About Xanax Addiction
Xanax, or alprazolam, is a central nervous system depressant that is prescribed to alleviate the symptoms of anxiety and panic disorders. It is the most prescribed psychiatric drug in the U.S. today, and is intended to be taken for a short time, perhaps two to four weeks, and after that, on an as-needed basis, such as for a panic attack.
A benzodiazepine (a class of tranquilizers), Xanax works in the brain to slow brain activity, calming active nerves and making the user feel relaxed. When taken by someone who is not diagnosed with clinical anxiety or a panic disorder, the drug causes a high, or euphoria, and puts the user into a state of deep relaxation. Xanax can become addictive very quickly and overdosing on Xanax can cause coma or death. Using Xanax with other nervous system depressants, including opioids and alcohol, is also potentially life-threatening.

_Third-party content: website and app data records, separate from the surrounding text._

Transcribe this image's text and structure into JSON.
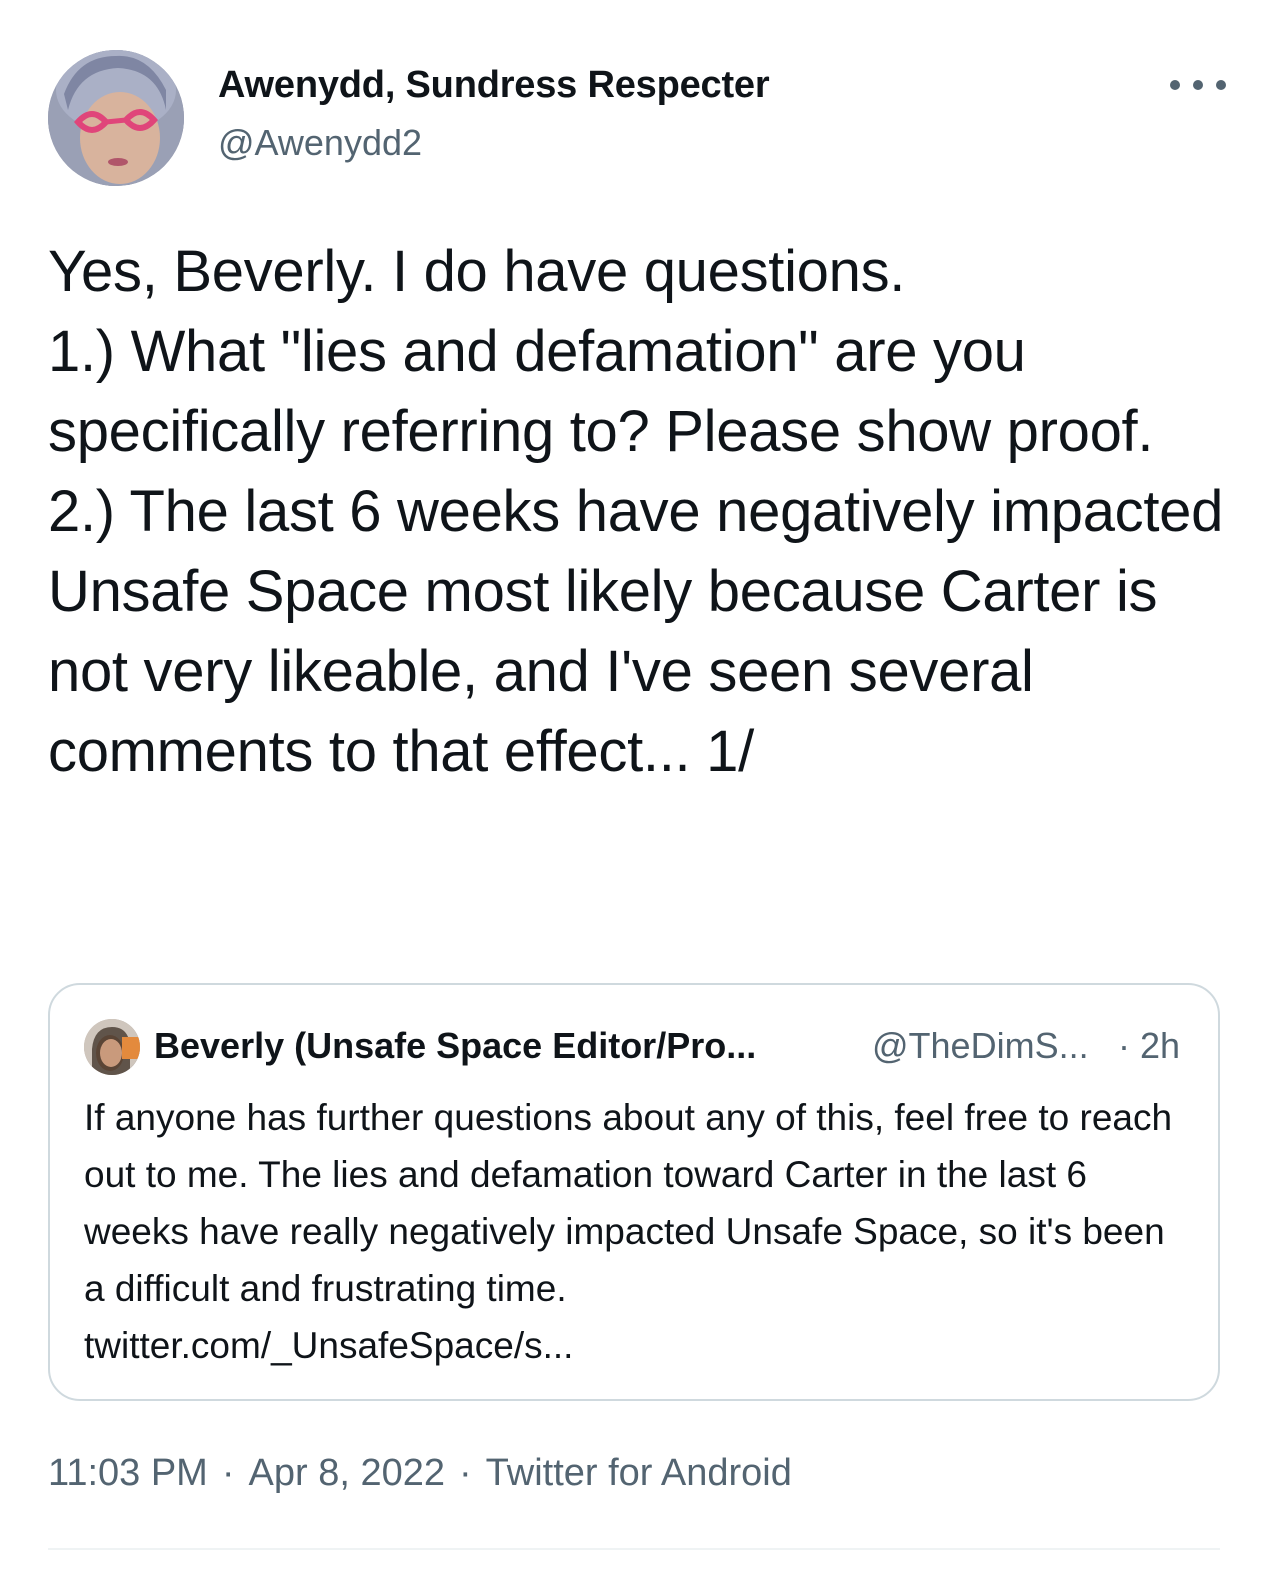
{
  "author": {
    "display_name": "Awenydd, Sundress Respecter",
    "handle": "@Awenydd2",
    "avatar_icon": "profile-photo-pink-heart-glasses"
  },
  "tweet": {
    "text": "Yes, Beverly. I do have questions.\n1.) What \"lies and defamation\" are you specifically referring to? Please show proof.\n2.) The last 6 weeks have negatively impacted Unsafe Space most likely because Carter is not very likeable, and I've seen several comments to that effect... 1/"
  },
  "quoted_tweet": {
    "display_name": "Beverly (Unsafe Space Editor/Pro...",
    "handle": "@TheDimS...",
    "separator": "·",
    "time": "2h",
    "text": "If anyone has further questions about any of this, feel free to reach out to me. The lies and defamation toward Carter in the last 6 weeks have really negatively impacted Unsafe Space, so it's been a difficult and frustrating time.\ntwitter.com/_UnsafeSpace/s..."
  },
  "footer": {
    "time": "11:03 PM",
    "separator": "·",
    "date": "Apr 8, 2022",
    "source": "Twitter for Android"
  },
  "colors": {
    "text_primary": "#0f1419",
    "text_secondary": "#536471",
    "border": "#cfd9de"
  }
}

Whether used correctly or abused, Xanax has side effects, which may go away as the body adjusts to the drug. Side effects may include drowsiness, irritability, lack of coordination, reduced concentration, light-headedness, slurred speech, low blood pressure and slower breathing. When taken long-term or in high doses, the body needs increasingly more Xanax to achieve the same desired effect. This tolerance leads to dependence and then to addiction, but trying to stop brings on severe and potentially dangerous withdrawal symptoms.
A Few Signs of Xanax Use Disorder
- Cravings for the drug
- Depression after euphoria
- Aggressive or impulsive behavior
- Inability to cope without the drug
- Sexual problems
- Weight loss or gain
- Tiredness, acting sedated and longer reaction time
- Hallucinations and psychotic episodes
- Gastrointestinal issues such as nausea, vomiting and/or constipation
- Using the drug even in dangerous situations, such as when driving
- Problems functioning at work or school, or in social situations
- Inability to quit even when withdrawal symptoms appear between doses
Xanax Detox Treatment Center
When you’re ready to take the first step in dealing with Xanax misuse, is there a right way to go? Quitting cold turkey or at home is not the best option; dangerous withdrawal symptoms may require urgent medical attention. But don’t lose hope — with the right detox treatment, Xanax addiction recovery is possible. The professionals at Buena Vista are committed to helping you or your loved one take this first step on the road to recovery.
Recovery always begins with detoxification; it’s vital to get the drug out of the body completely, no matter how uncomfortable the process may be. Xanax detox is not a predictable process. It is generally true that the longer and more frequently Xanax is used or the higher the dose, the more severe the withdrawal symptoms; however, a lot depends on the individual’s genetic makeup, overall health and other factors.
Our aim is to help each patient ride out detox safely and as comfortably as possible. The board-certified physicians and highly qualified nurses at our Xanax detox center offer an individualized, medically supervised detox program for every patient. The dosage is tapered, and withdrawal symptoms are dealt with as they arise. Medication may be prescribed to reduce cravings and/or alleviate withdrawal symptoms as needed. Withdrawal symptoms may include:
- Shakiness, tremors and seizures
- Recurrence of anxiety and panic attacks
- Sleep problems
- Aches and pains in muscles and joints
- Increased heart and respiration rates
- Elevated blood pressure
- Gastrointestinal distress
- Twitching in arm or leg muscles
What comes after detoxification? While the first step is the most important one, continuing his or her journey to long-term sobriety is vital for the patient. After the body is free of Xanax, rehabilitation continues with behavioral therapy and intensive counseling. Buena Vista offers effective therapy programs that help patients understand their addiction, so they can prevent relapsing and take back their lives.
Ready to regain control of your life? Take the first step on your journey to addiction recovery today.